- [Data records]:
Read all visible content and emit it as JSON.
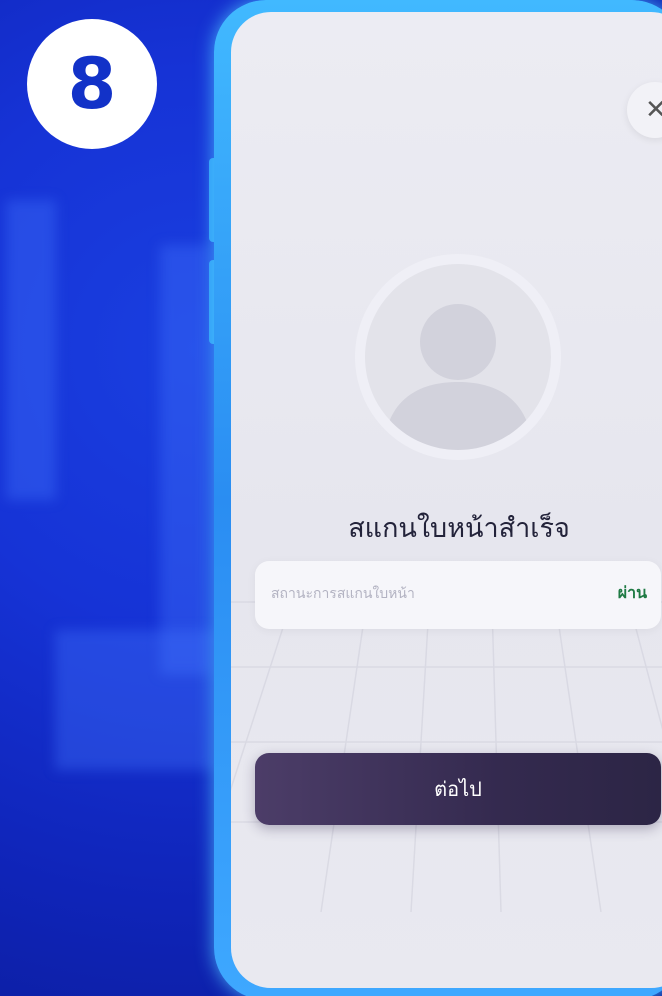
{
  "step_badge": {
    "number": "8"
  },
  "dialog": {
    "close_icon": "close-icon",
    "avatar_icon": "user-silhouette-icon",
    "title": "สแกนใบหน้าสำเร็จ",
    "status": {
      "label": "สถานะการสแกนใบหน้า",
      "value": "ผ่าน"
    },
    "next_button_label": "ต่อไป"
  },
  "colors": {
    "background": "#1633d6",
    "frame": "#2a8df2",
    "status_pass": "#1f7a44",
    "button": "#3a2f57"
  }
}
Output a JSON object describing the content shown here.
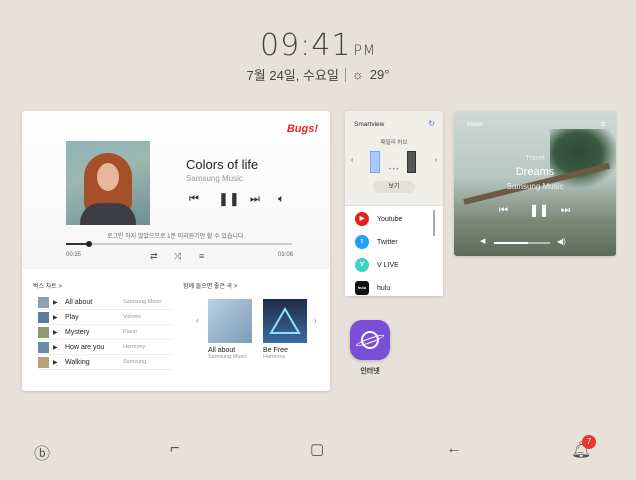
{
  "status": {
    "time": "09:41",
    "ampm": "PM",
    "date": "7월 24일, 수요일",
    "weather_icon": "sun-icon",
    "temperature": "29°"
  },
  "bugs": {
    "logo": "Bugs!",
    "song_title": "Colors of life",
    "artist": "Samsung Music",
    "notice": "로그인 하지 않았으므로 1분 미리듣기만 할 수 있습니다.",
    "elapsed": "00:35",
    "total": "03:06",
    "progress_fraction": 0.1,
    "chart_header": "벅스 차트 >",
    "recommend_header": "함께 들으면 좋은 곡 >",
    "chart": [
      {
        "title": "All about",
        "artist": "Samsung Music",
        "thumb": "#8aa0b3"
      },
      {
        "title": "Play",
        "artist": "Volume",
        "thumb": "#5e7a9a"
      },
      {
        "title": "Mystery",
        "artist": "Piano",
        "thumb": "#8c9a6d"
      },
      {
        "title": "How are you",
        "artist": "Harmony",
        "thumb": "#6d8aa6"
      },
      {
        "title": "Walking",
        "artist": "Samsung",
        "thumb": "#b6a17a"
      }
    ],
    "recommend": [
      {
        "title": "All about",
        "artist": "Samsung Music"
      },
      {
        "title": "Be Free",
        "artist": "Harmony"
      }
    ]
  },
  "smartview": {
    "title": "Smartview",
    "subtitle": "패밀리 허브",
    "button": "보기",
    "apps": [
      {
        "name": "Youtube",
        "color": "#e62117",
        "glyph": "▶"
      },
      {
        "name": "Twitter",
        "color": "#1da1f2",
        "glyph": "t"
      },
      {
        "name": "V LIVE",
        "color": "#3ed3c2",
        "glyph": "V"
      },
      {
        "name": "hulu",
        "color": "#111111",
        "glyph": "hulu"
      }
    ]
  },
  "melon": {
    "logo": "Melon",
    "subtitle": "Travel",
    "title": "Dreams",
    "artist": "Samsung Music",
    "volume_fraction": 0.6
  },
  "internet": {
    "label": "인터넷"
  },
  "navbar": {
    "notification_count": "7"
  }
}
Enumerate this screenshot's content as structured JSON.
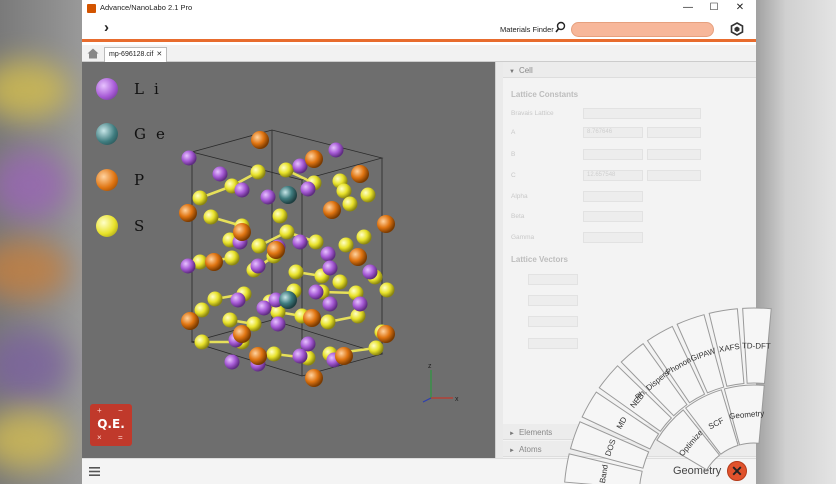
{
  "window": {
    "title": "Advance/NanoLabo 2.1 Pro",
    "minimize": "—",
    "maximize": "☐",
    "close": "✕"
  },
  "toolbar": {
    "expand_glyph": "›",
    "materials_finder_label": "Materials Finder",
    "materials_finder_value": ""
  },
  "tabs": {
    "file_tab": "mp-696128.cif",
    "file_tab_close": "✕"
  },
  "legend": [
    {
      "symbol": "Li",
      "color": "#a75bd6"
    },
    {
      "symbol": "Ge",
      "color": "#3f7c7f"
    },
    {
      "symbol": "P",
      "color": "#e07512"
    },
    {
      "symbol": "S",
      "color": "#e8e22a"
    }
  ],
  "axes": {
    "z": "z",
    "x": "x"
  },
  "qe_logo": {
    "text": "Q.E.",
    "symbols": [
      "+",
      "−",
      "×",
      "="
    ]
  },
  "panel": {
    "cell_header": "Cell",
    "lattice_constants": "Lattice Constants",
    "bravais_lattice": "Bravais Lattice",
    "a_label": "A",
    "a_value": "8.767646",
    "b_label": "B",
    "c_label": "C",
    "c_value": "12.657548",
    "alpha_label": "Alpha",
    "beta_label": "Beta",
    "gamma_label": "Gamma",
    "lattice_vectors": "Lattice Vectors",
    "elements_header": "Elements",
    "atoms_header": "Atoms"
  },
  "radial_menu": {
    "outer": [
      "Band",
      "DOS",
      "MD",
      "NEB",
      "Ph. Dispersion",
      "Phonon",
      "GIPAW",
      "XAFS",
      "TD-DFT"
    ],
    "inner": [
      "Optimize",
      "SCF",
      "Geometry"
    ]
  },
  "bottombar": {
    "mode_label": "Geometry",
    "close_glyph": "✕"
  },
  "colors": {
    "accent": "#e86c2e",
    "search_fill": "#f7b79a",
    "close_button": "#e0522c",
    "viewport_bg": "#6e6e6e"
  }
}
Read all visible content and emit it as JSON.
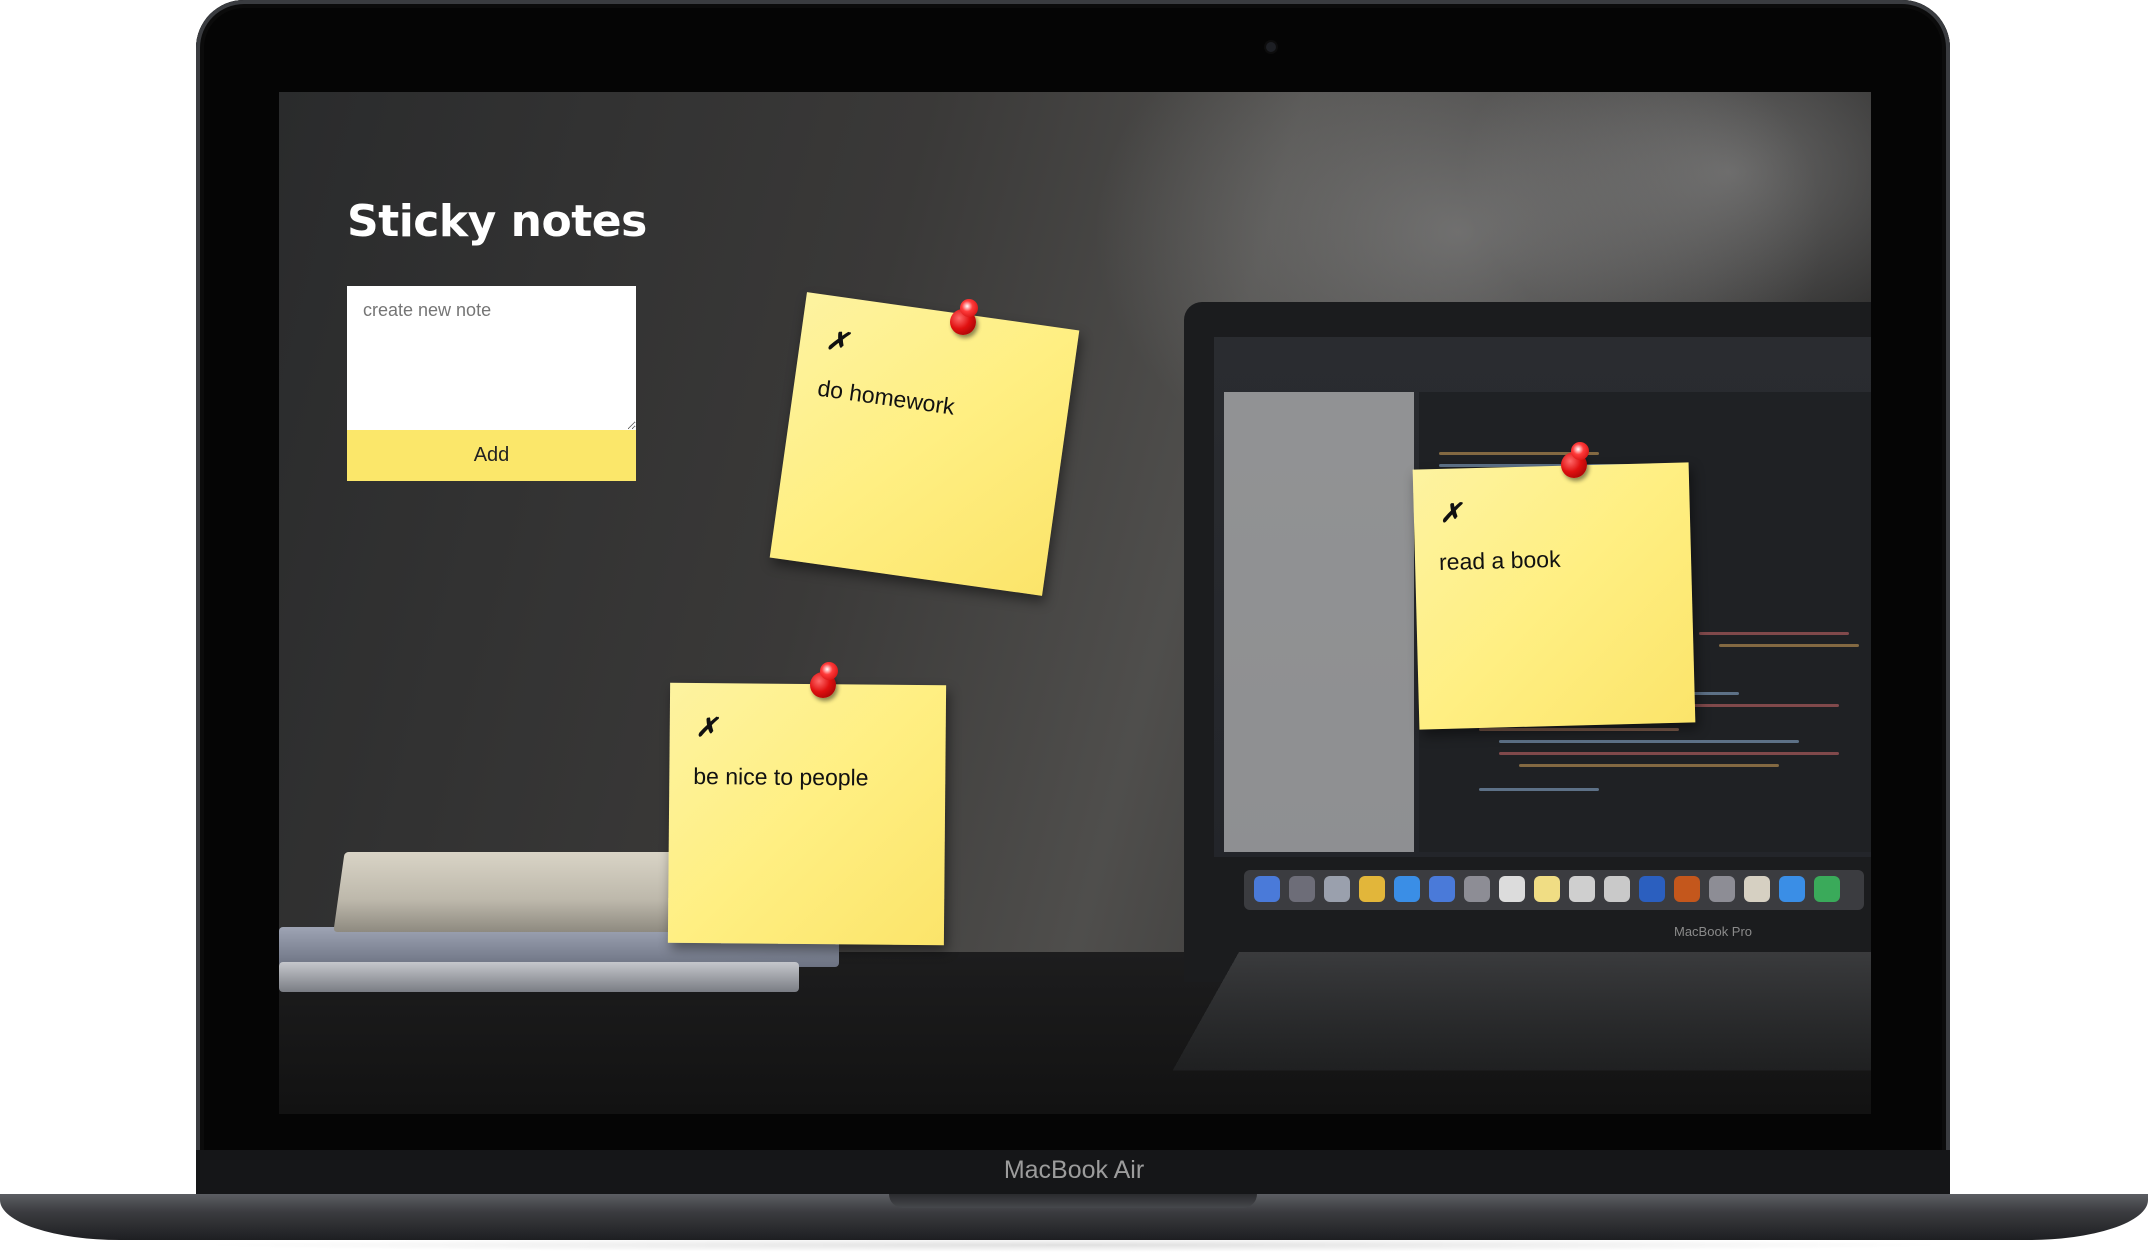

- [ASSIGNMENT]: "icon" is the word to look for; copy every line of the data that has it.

- [TASK RESULT]:
    "close_icon": "close-icon",
    "avatar_icon": "user-silhouette-icon",
    "weather_icon": "sun-icon",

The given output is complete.